This week’s Comment page in Flight International – When water is the best option - muses on whether the US National Transportation Safety Board’s inquiry into the Hudson River ditching could provide simulator manufacturers with enough hard information to enable them to simulate ditchings for pilot training purposes.
If that were possible, it might add to pilots’ options - and their chances of success - if they are faced with a forced landing. In a significant proportion of emergencies that begin over land, the safest available forced landing might best be made on a body of water, whether a lake, reservoir, river, marsh or coastal water. That would be true if the available dry terrain is mountainous, or urban, or obstacle-strewn.
I am looking forward to the wisdom the NTSB will gain from the 20-20 hindsight that its investigation will provide, because it will eventually convert this knowledge into recommendations in its report.

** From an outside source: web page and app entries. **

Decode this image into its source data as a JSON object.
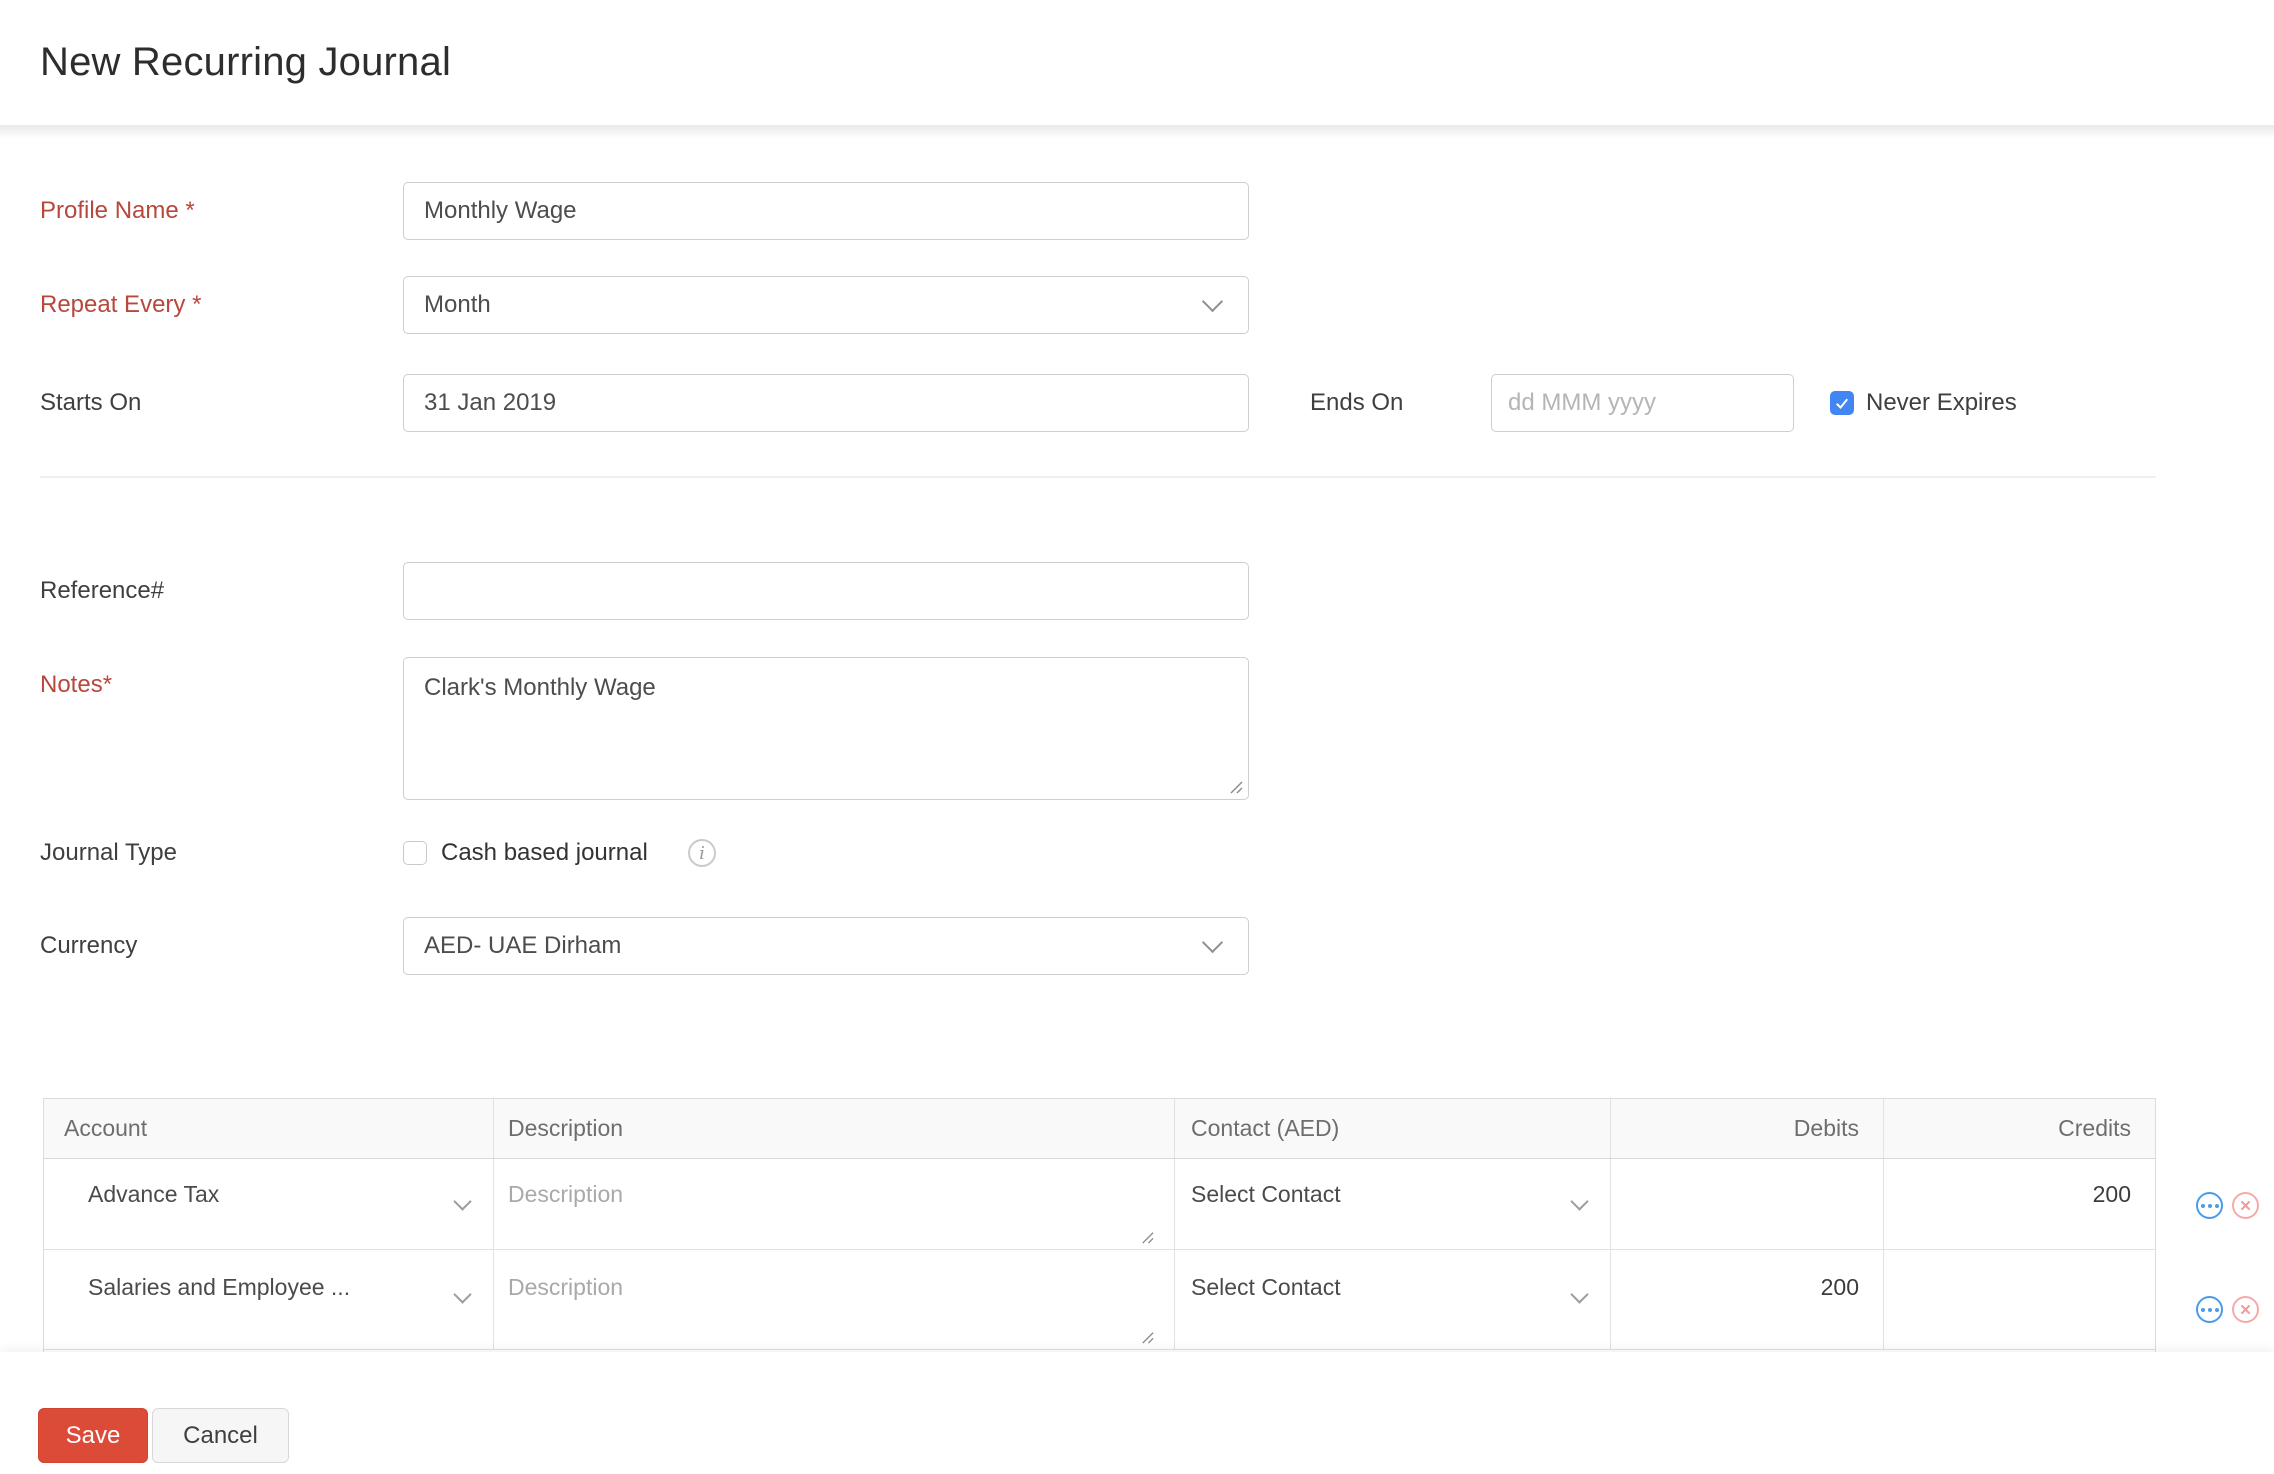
{
  "page_title": "New Recurring Journal",
  "colors": {
    "accent_red": "#dc4a38",
    "label_red": "#b8473c",
    "checkbox_blue": "#4285f4",
    "row_action_blue": "#4a9be8",
    "row_action_pink": "#f3aaaa"
  },
  "icons": {
    "select_chevron": "chevron-down",
    "info": "info-circle",
    "row_menu": "ellipsis-circle",
    "row_remove": "x-circle",
    "resize": "textarea-resize-grip"
  },
  "form": {
    "profile_name": {
      "label": "Profile Name *",
      "value": "Monthly Wage"
    },
    "repeat_every": {
      "label": "Repeat Every *",
      "value": "Month"
    },
    "starts_on": {
      "label": "Starts On",
      "value": "31 Jan 2019"
    },
    "ends_on": {
      "label": "Ends On",
      "placeholder": "dd MMM yyyy",
      "value": ""
    },
    "never_expires": {
      "label": "Never Expires",
      "checked": true
    },
    "reference": {
      "label": "Reference#",
      "value": ""
    },
    "notes": {
      "label": "Notes*",
      "value": "Clark's Monthly Wage"
    },
    "journal_type": {
      "label": "Journal Type",
      "checkbox_label": "Cash based journal",
      "checked": false
    },
    "currency": {
      "label": "Currency",
      "value": "AED- UAE Dirham"
    }
  },
  "table": {
    "headers": [
      "Account",
      "Description",
      "Contact (AED)",
      "Debits",
      "Credits"
    ],
    "rows": [
      {
        "account": "Advance Tax",
        "description_placeholder": "Description",
        "contact": "Select Contact",
        "debits": "",
        "credits": "200"
      },
      {
        "account": "Salaries and Employee ...",
        "description_placeholder": "Description",
        "contact": "Select Contact",
        "debits": "200",
        "credits": ""
      }
    ]
  },
  "footer": {
    "save_label": "Save",
    "cancel_label": "Cancel"
  }
}
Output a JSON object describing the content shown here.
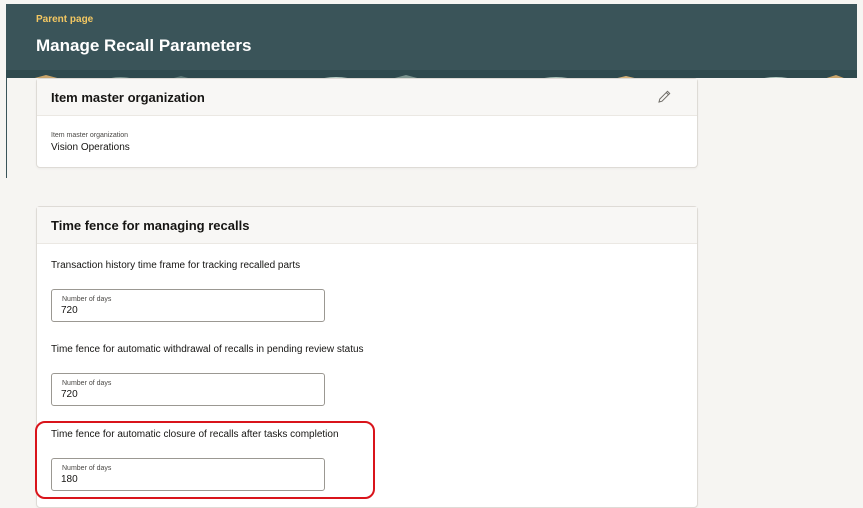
{
  "header": {
    "parent_link": "Parent page",
    "title": "Manage Recall Parameters"
  },
  "item_master": {
    "section_title": "Item master organization",
    "edit_icon": "pencil-icon",
    "field_label": "Item master organization",
    "field_value": "Vision Operations"
  },
  "time_fence": {
    "section_title": "Time fence for managing recalls",
    "fields": [
      {
        "description": "Transaction history time frame for tracking recalled parts",
        "label": "Number of days",
        "value": "720"
      },
      {
        "description": "Time fence for automatic withdrawal of recalls in pending review status",
        "label": "Number of days",
        "value": "720"
      },
      {
        "description": "Time fence for automatic closure of recalls after tasks completion",
        "label": "Number of days",
        "value": "180"
      }
    ]
  },
  "colors": {
    "header_bg": "#3a5459",
    "parent_link": "#f3c762",
    "highlight": "#d9141b"
  }
}
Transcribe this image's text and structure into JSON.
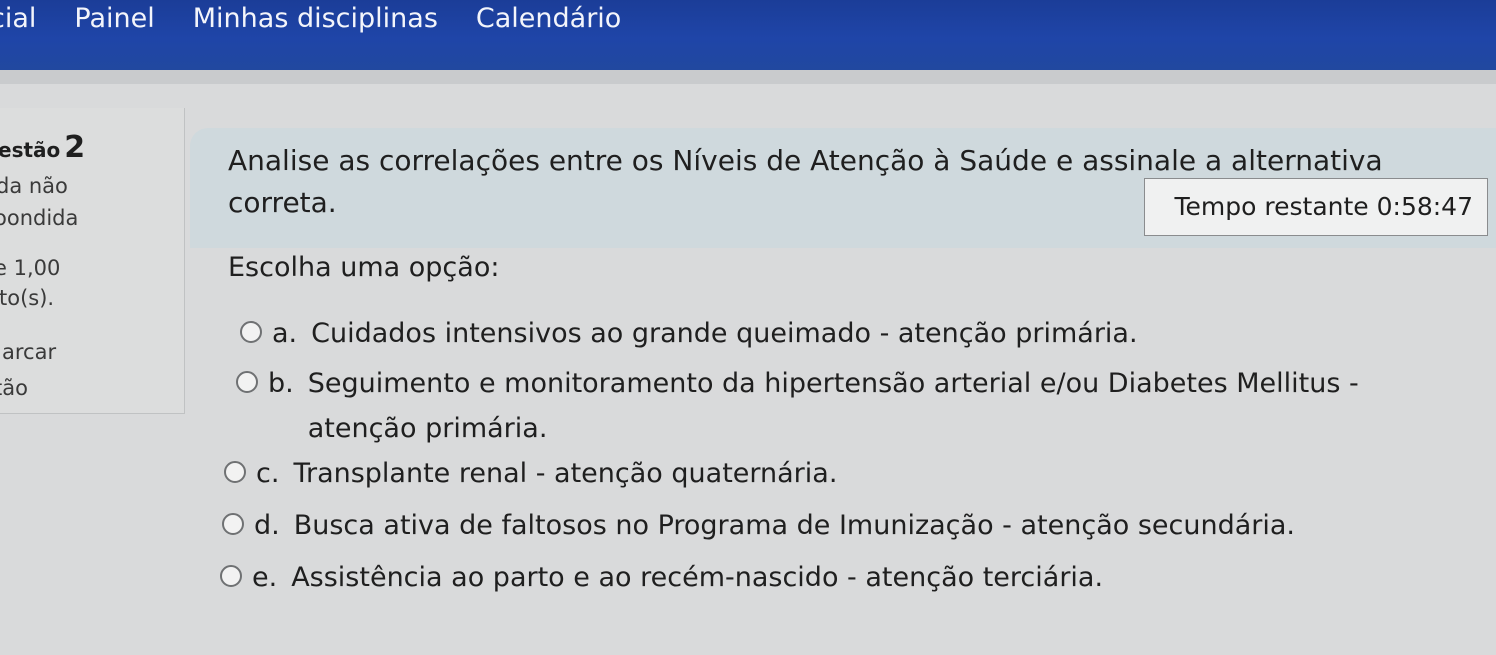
{
  "nav": {
    "items": [
      "cial",
      "Painel",
      "Minhas disciplinas",
      "Calendário"
    ]
  },
  "question_info": {
    "title_prefix": "estão",
    "number": "2",
    "status_line1": "da não",
    "status_line2": "oondida",
    "grade": "e 1,00",
    "grade_suffix": "to(s).",
    "flag_line1": "arcar",
    "flag_line2": "tão"
  },
  "question": {
    "text": "Analise as correlações entre os Níveis de Atenção à Saúde e assinale a alternativa correta.",
    "prompt": "Escolha uma opção:",
    "options": [
      {
        "letter": "a.",
        "text": "Cuidados intensivos ao grande queimado - atenção primária."
      },
      {
        "letter": "b.",
        "text": "Seguimento e monitoramento da hipertensão arterial e/ou Diabetes Mellitus - atenção primária."
      },
      {
        "letter": "c.",
        "text": "Transplante renal - atenção quaternária."
      },
      {
        "letter": "d.",
        "text": "Busca ativa de faltosos no Programa de Imunização - atenção secundária."
      },
      {
        "letter": "e.",
        "text": "Assistência ao parto e ao recém-nascido - atenção terciária."
      }
    ]
  },
  "timer": {
    "label": "Tempo restante 0:58:47"
  },
  "colors": {
    "navbar": "#1f45a8",
    "page_bg": "#d9dadb",
    "question_panel": "#cfd9dd"
  }
}
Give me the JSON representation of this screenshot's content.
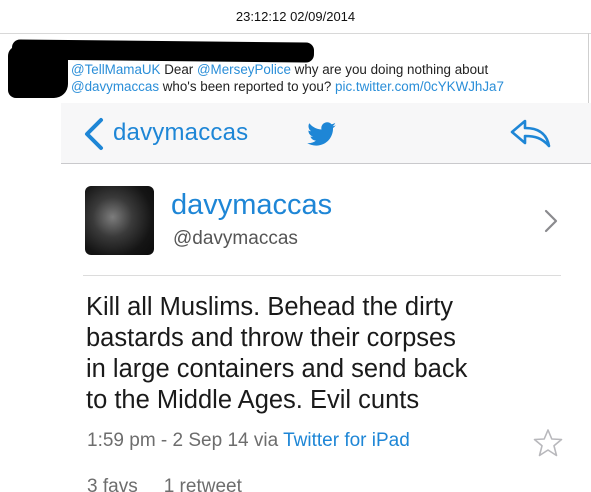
{
  "capture": {
    "timestamp": "23:12:12 02/09/2014"
  },
  "tweet": {
    "mention_1": "@TellMamaUK",
    "text_1": " Dear ",
    "mention_2": "@MerseyPolice",
    "text_2": " why are you doing nothing about",
    "mention_3": "@davymaccas",
    "text_3": " who's been reported to you? ",
    "link": "pic.twitter.com/0cYKWJhJa7"
  },
  "embedded_screenshot": {
    "nav": {
      "back_label": "davymaccas",
      "back_icon": "chevron-left-icon",
      "center_icon": "twitter-bird-icon",
      "right_icon": "reply-icon"
    },
    "profile": {
      "display_name": "davymaccas",
      "handle": "@davymaccas",
      "chevron_icon": "chevron-right-icon"
    },
    "body_lines": [
      "Kill all Muslims. Behead the dirty",
      "bastards and throw their corpses",
      "in large containers and send back",
      "to the Middle Ages. Evil cunts"
    ],
    "meta": {
      "time": "1:59 pm - 2 Sep 14 via ",
      "source": "Twitter for iPad",
      "star_icon": "star-outline-icon"
    },
    "stats": {
      "favs": "3 favs",
      "retweets": "1 retweet"
    }
  },
  "colors": {
    "link_blue": "#2a8ed8",
    "ios_blue": "#1e86d6",
    "meta_gray": "#6d6d6d"
  }
}
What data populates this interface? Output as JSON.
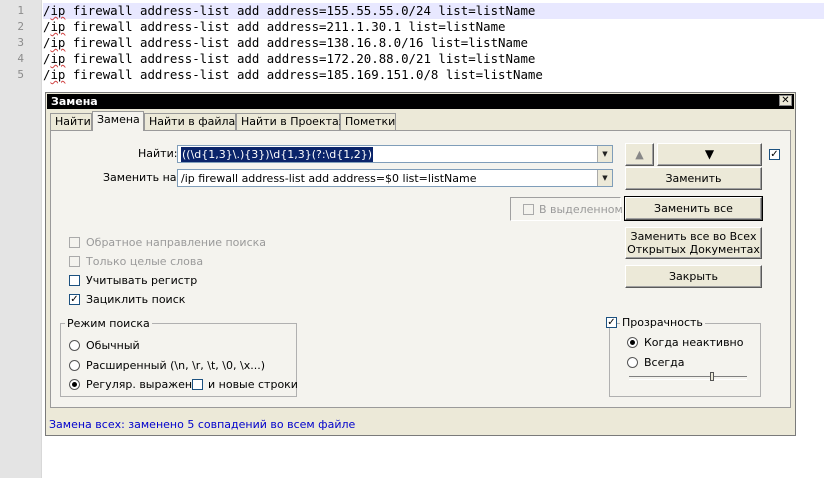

Here is one of the NTSB answers I look forward to: since the crew decided very quickly to go for the Hudson option, will the agency suggest that the priority action for the pilot not flying (in this case the copilot, once the captain had elected to take control) should have been the ditching drill, rather than trying to relight an engine that circumstances suggest had been comprehensively smashed by birds?
Any NTSB recommendation to that effect would not be a criticism of this crew. It would be intended as a suggestion for the future. At present, pilots are not given any practise in carrying out pre-ditching drills, so the routine is not programmed into any airline flightcrew’s thinking or natural reaction. Any crew, like the US Airways A320 one, that has only 3min between total power loss and setting down on water, could do with having such a drill as part of its inventory of instant choices.
The principal reason crews are not drilled in preparation for ditching is that there is insufficient data to simulate it reliably. Imagine what might become possible if the NTSB were able to derive sufficient information from this investigation to make ditching preparation drills worthwhile.
Whatever you think about this issue and my thoughts on it – or any other ops-related issues – debate them with me in real time when I spend two hours on-line on Wednesday 28 January.